EXERCISE BRIEF - The reply should contain every entry below exactly as written, with no images.

● ● ● ● ●

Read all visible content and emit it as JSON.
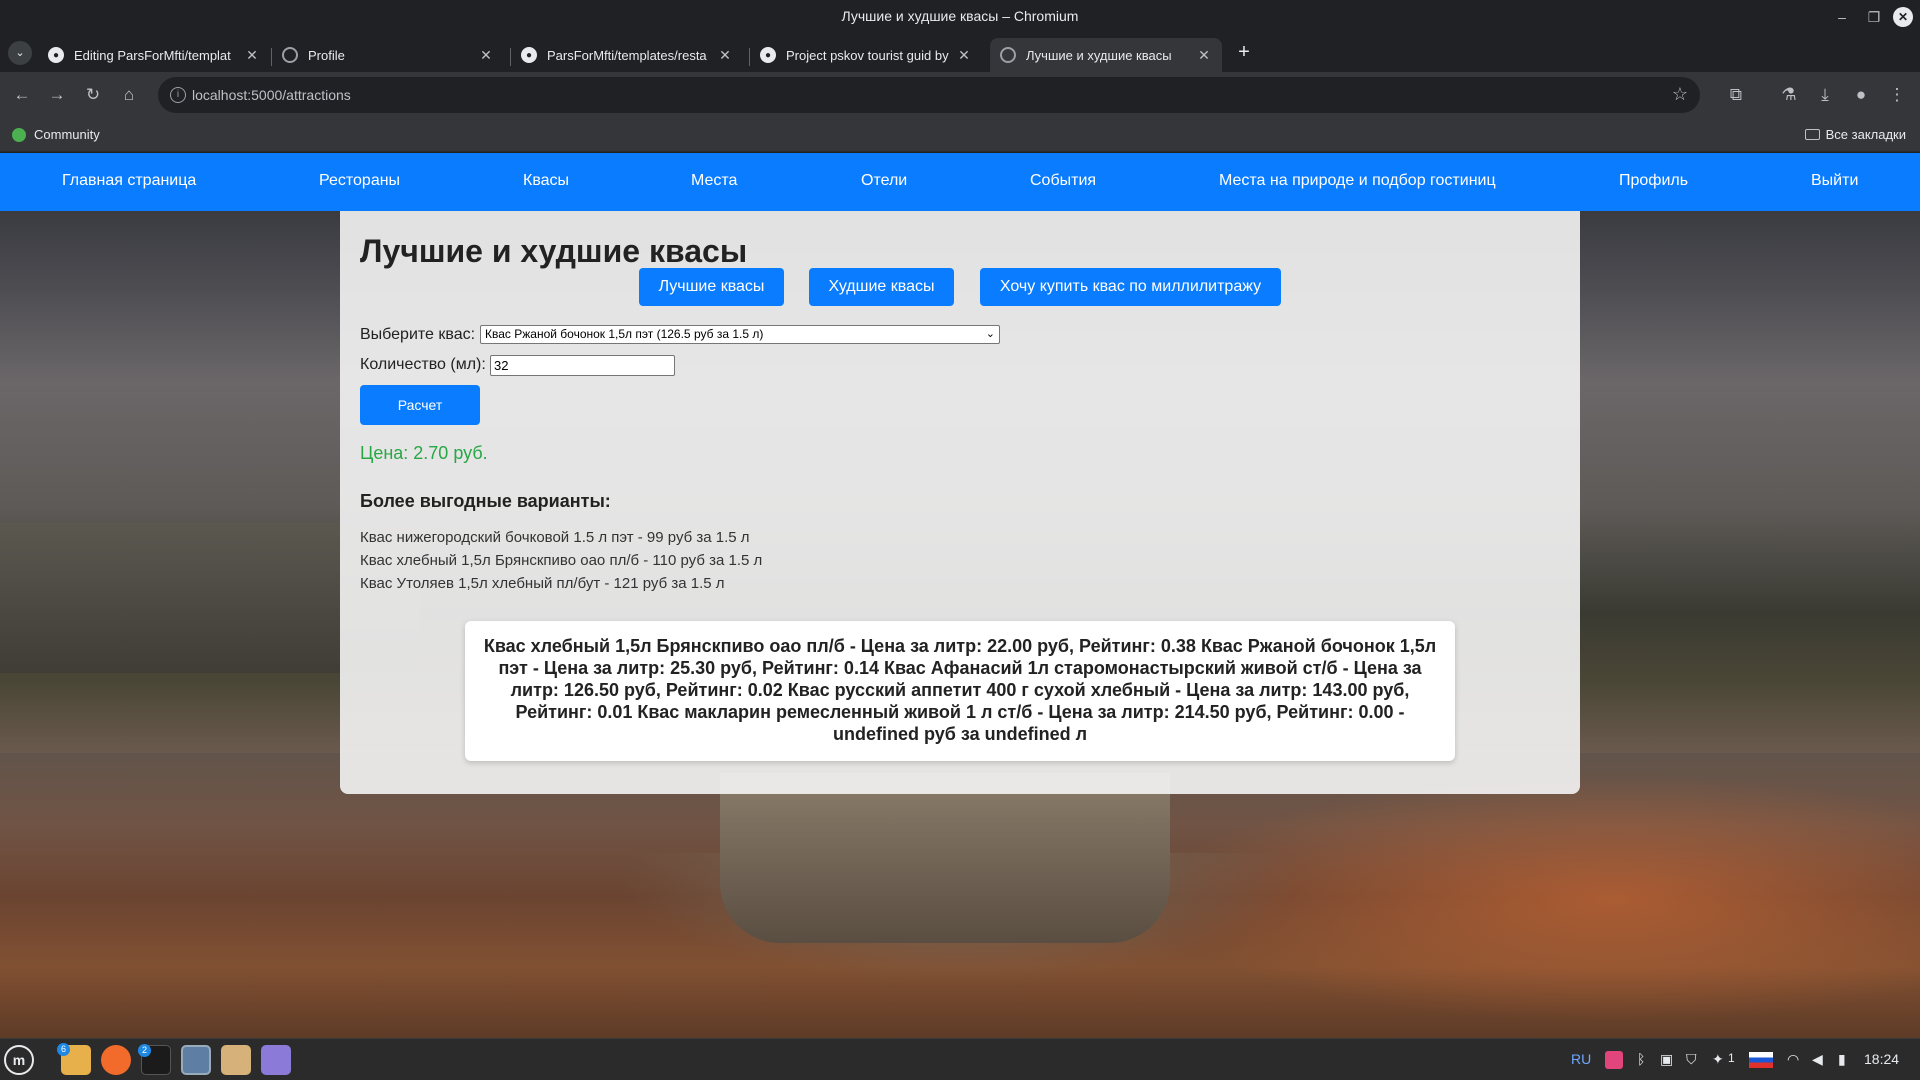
{
  "window": {
    "title": "Лучшие и худшие квасы – Chromium"
  },
  "tabs": [
    {
      "label": "Editing ParsForMfti/templat",
      "icon": "github-icon"
    },
    {
      "label": "Profile",
      "icon": "globe-icon"
    },
    {
      "label": "ParsForMfti/templates/resta",
      "icon": "github-icon"
    },
    {
      "label": "Project pskov tourist guid by",
      "icon": "github-icon"
    },
    {
      "label": "Лучшие и худшие квасы",
      "icon": "globe-icon",
      "active": true
    }
  ],
  "address_bar": {
    "url": "localhost:5000/attractions"
  },
  "bookmarks": {
    "item": "Community",
    "all": "Все закладки"
  },
  "nav": {
    "items": [
      "Главная страница",
      "Рестораны",
      "Квасы",
      "Места",
      "Отели",
      "События",
      "Места на природе и подбор гостиниц",
      "Профиль",
      "Выйти"
    ]
  },
  "page": {
    "title": "Лучшие и худшие квасы",
    "buttons": {
      "best": "Лучшие квасы",
      "worst": "Худшие квасы",
      "by_volume": "Хочу купить квас по миллилитражу"
    },
    "select_label": "Выберите квас:",
    "select_value": "Квас Ржаной бочонок 1,5л пэт (126.5 руб за 1.5 л)",
    "qty_label": "Количество (мл):",
    "qty_value": "32",
    "calc_button": "Расчет",
    "price": "Цена: 2.70 руб.",
    "alternatives_heading": "Более выгодные варианты:",
    "alternatives": [
      "Квас нижегородский бочковой 1.5 л пэт - 99 руб за 1.5 л",
      "Квас хлебный 1,5л Брянскпиво оао пл/б - 110 руб за 1.5 л",
      "Квас Утоляев 1,5л хлебный пл/бут - 121 руб за 1.5 л"
    ],
    "ratings_text": "Квас хлебный 1,5л Брянскпиво оао пл/б - Цена за литр: 22.00 руб, Рейтинг: 0.38 Квас Ржаной бочонок 1,5л пэт - Цена за литр: 25.30 руб, Рейтинг: 0.14 Квас Афанасий 1л старомонастырский живой ст/б - Цена за литр: 126.50 руб, Рейтинг: 0.02 Квас русский аппетит 400 г сухой хлебный - Цена за литр: 143.00 руб, Рейтинг: 0.01 Квас макларин ремесленный живой 1 л ст/б - Цена за литр: 214.50 руб, Рейтинг: 0.00 - undefined руб за undefined л"
  },
  "taskbar": {
    "lang": "RU",
    "time": "18:24",
    "badges": {
      "files": "6",
      "terminal": "2"
    },
    "notif_count": "1"
  },
  "colors": {
    "nav": "#0a7cff",
    "accent": "#0a7cff",
    "price": "#28a745"
  }
}
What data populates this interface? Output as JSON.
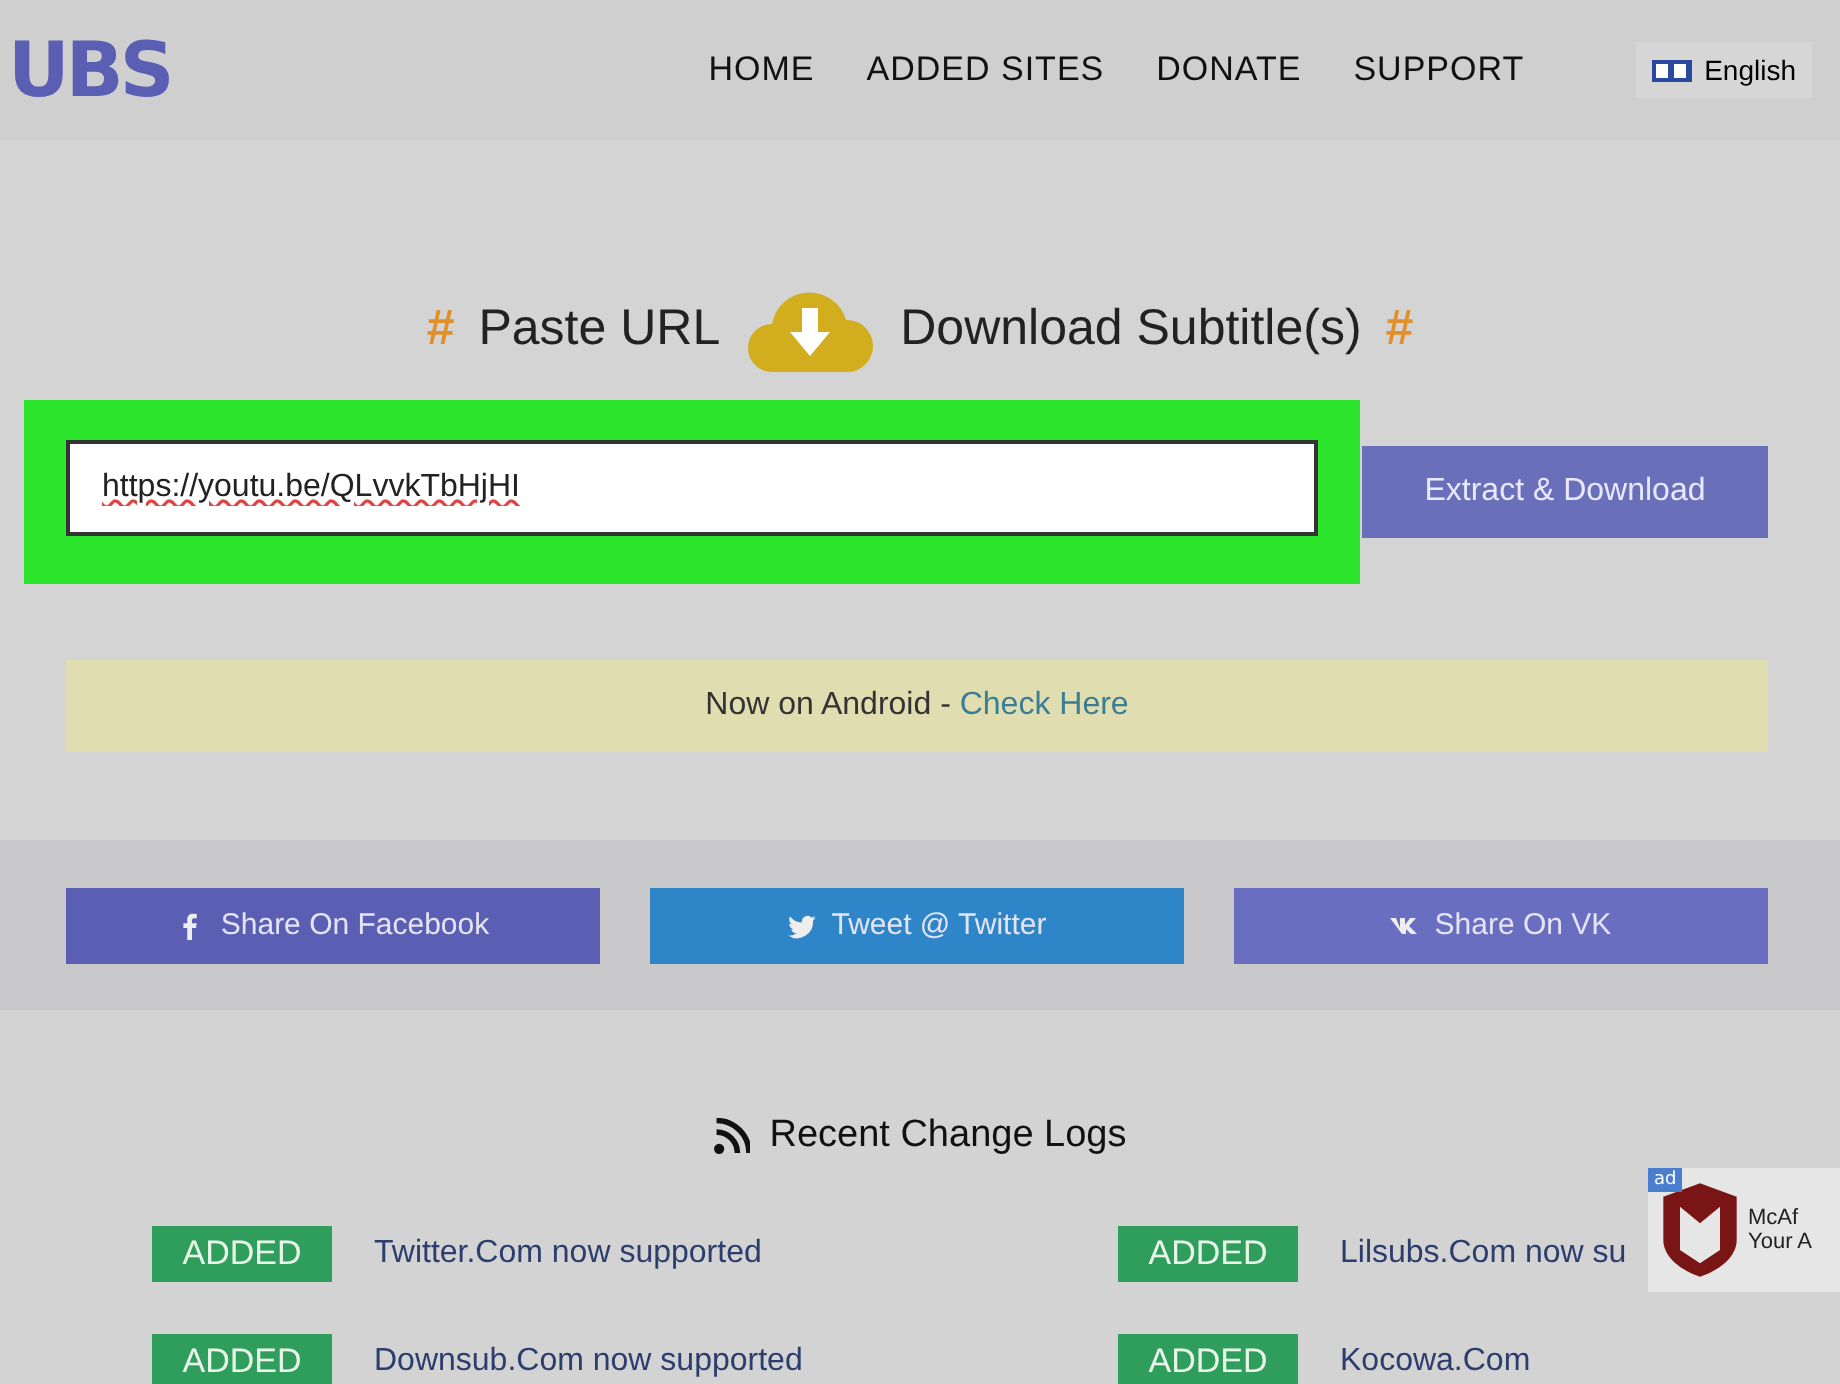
{
  "header": {
    "logo": "UBS",
    "nav": [
      {
        "label": "HOME"
      },
      {
        "label": "ADDED SITES"
      },
      {
        "label": "DONATE"
      },
      {
        "label": "SUPPORT"
      }
    ],
    "language": "English"
  },
  "hero": {
    "hash_left": "#",
    "title_left": "Paste URL",
    "title_right": "Download Subtitle(s)",
    "hash_right": "#"
  },
  "url_field": {
    "value": "https://youtu.be/QLvvkTbHjHI",
    "highlighted": true
  },
  "extract_button": "Extract & Download",
  "android_banner": {
    "text": "Now on Android - ",
    "link": "Check Here"
  },
  "share_buttons": [
    {
      "kind": "facebook",
      "label": "Share On Facebook",
      "color": "#5b5fb4"
    },
    {
      "kind": "twitter",
      "label": "Tweet @ Twitter",
      "color": "#2e86c9"
    },
    {
      "kind": "vk",
      "label": "Share On VK",
      "color": "#6a6ec0"
    }
  ],
  "changelog": {
    "title": "Recent Change Logs",
    "entries": [
      {
        "badge": "ADDED",
        "text": "Twitter.Com now supported"
      },
      {
        "badge": "ADDED",
        "text": "Lilsubs.Com now su"
      },
      {
        "badge": "ADDED",
        "text": "Downsub.Com now supported"
      },
      {
        "badge": "ADDED",
        "text": "Kocowa.Com"
      }
    ]
  },
  "ad_popup": {
    "tag": "ad",
    "title": "McAf",
    "subtitle": "Your A"
  }
}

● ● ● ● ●

THE ANSWER -
Read all visible content and emit it as JSON.
{
  "window": {
    "title": "Лучшие и худшие квасы – Chromium"
  },
  "tabs": [
    {
      "label": "Editing ParsForMfti/templat",
      "icon": "github-icon"
    },
    {
      "label": "Profile",
      "icon": "globe-icon"
    },
    {
      "label": "ParsForMfti/templates/resta",
      "icon": "github-icon"
    },
    {
      "label": "Project pskov tourist guid by",
      "icon": "github-icon"
    },
    {
      "label": "Лучшие и худшие квасы",
      "icon": "globe-icon",
      "active": true
    }
  ],
  "address_bar": {
    "url": "localhost:5000/attractions"
  },
  "bookmarks": {
    "item": "Community",
    "all": "Все закладки"
  },
  "nav": {
    "items": [
      "Главная страница",
      "Рестораны",
      "Квасы",
      "Места",
      "Отели",
      "События",
      "Места на природе и подбор гостиниц",
      "Профиль",
      "Выйти"
    ]
  },
  "page": {
    "title": "Лучшие и худшие квасы",
    "buttons": {
      "best": "Лучшие квасы",
      "worst": "Худшие квасы",
      "by_volume": "Хочу купить квас по миллилитражу"
    },
    "select_label": "Выберите квас:",
    "select_value": "Квас Ржаной бочонок 1,5л пэт (126.5 руб за 1.5 л)",
    "qty_label": "Количество (мл):",
    "qty_value": "32",
    "calc_button": "Расчет",
    "price": "Цена: 2.70 руб.",
    "alternatives_heading": "Более выгодные варианты:",
    "alternatives": [
      "Квас нижегородский бочковой 1.5 л пэт - 99 руб за 1.5 л",
      "Квас хлебный 1,5л Брянскпиво оао пл/б - 110 руб за 1.5 л",
      "Квас Утоляев 1,5л хлебный пл/бут - 121 руб за 1.5 л"
    ],
    "ratings_text": "Квас хлебный 1,5л Брянскпиво оао пл/б - Цена за литр: 22.00 руб, Рейтинг: 0.38 Квас Ржаной бочонок 1,5л пэт - Цена за литр: 25.30 руб, Рейтинг: 0.14 Квас Афанасий 1л старомонастырский живой ст/б - Цена за литр: 126.50 руб, Рейтинг: 0.02 Квас русский аппетит 400 г сухой хлебный - Цена за литр: 143.00 руб, Рейтинг: 0.01 Квас макларин ремесленный живой 1 л ст/б - Цена за литр: 214.50 руб, Рейтинг: 0.00 - undefined руб за undefined л"
  },
  "taskbar": {
    "lang": "RU",
    "time": "18:24",
    "badges": {
      "files": "6",
      "terminal": "2"
    },
    "notif_count": "1"
  },
  "colors": {
    "nav": "#0a7cff",
    "accent": "#0a7cff",
    "price": "#28a745"
  }
}
What data populates this interface? Output as JSON.
{
  "header": {
    "logo": "UBS",
    "nav": [
      {
        "label": "HOME"
      },
      {
        "label": "ADDED SITES"
      },
      {
        "label": "DONATE"
      },
      {
        "label": "SUPPORT"
      }
    ],
    "language": "English"
  },
  "hero": {
    "hash_left": "#",
    "title_left": "Paste URL",
    "title_right": "Download Subtitle(s)",
    "hash_right": "#"
  },
  "url_field": {
    "value": "https://youtu.be/QLvvkTbHjHI",
    "highlighted": true
  },
  "extract_button": "Extract & Download",
  "android_banner": {
    "text": "Now on Android - ",
    "link": "Check Here"
  },
  "share_buttons": [
    {
      "kind": "facebook",
      "label": "Share On Facebook",
      "color": "#5b5fb4"
    },
    {
      "kind": "twitter",
      "label": "Tweet @ Twitter",
      "color": "#2e86c9"
    },
    {
      "kind": "vk",
      "label": "Share On VK",
      "color": "#6a6ec0"
    }
  ],
  "changelog": {
    "title": "Recent Change Logs",
    "entries": [
      {
        "badge": "ADDED",
        "text": "Twitter.Com now supported"
      },
      {
        "badge": "ADDED",
        "text": "Lilsubs.Com now su"
      },
      {
        "badge": "ADDED",
        "text": "Downsub.Com now supported"
      },
      {
        "badge": "ADDED",
        "text": "Kocowa.Com"
      }
    ]
  },
  "ad_popup": {
    "tag": "ad",
    "title": "McAf",
    "subtitle": "Your A"
  }
}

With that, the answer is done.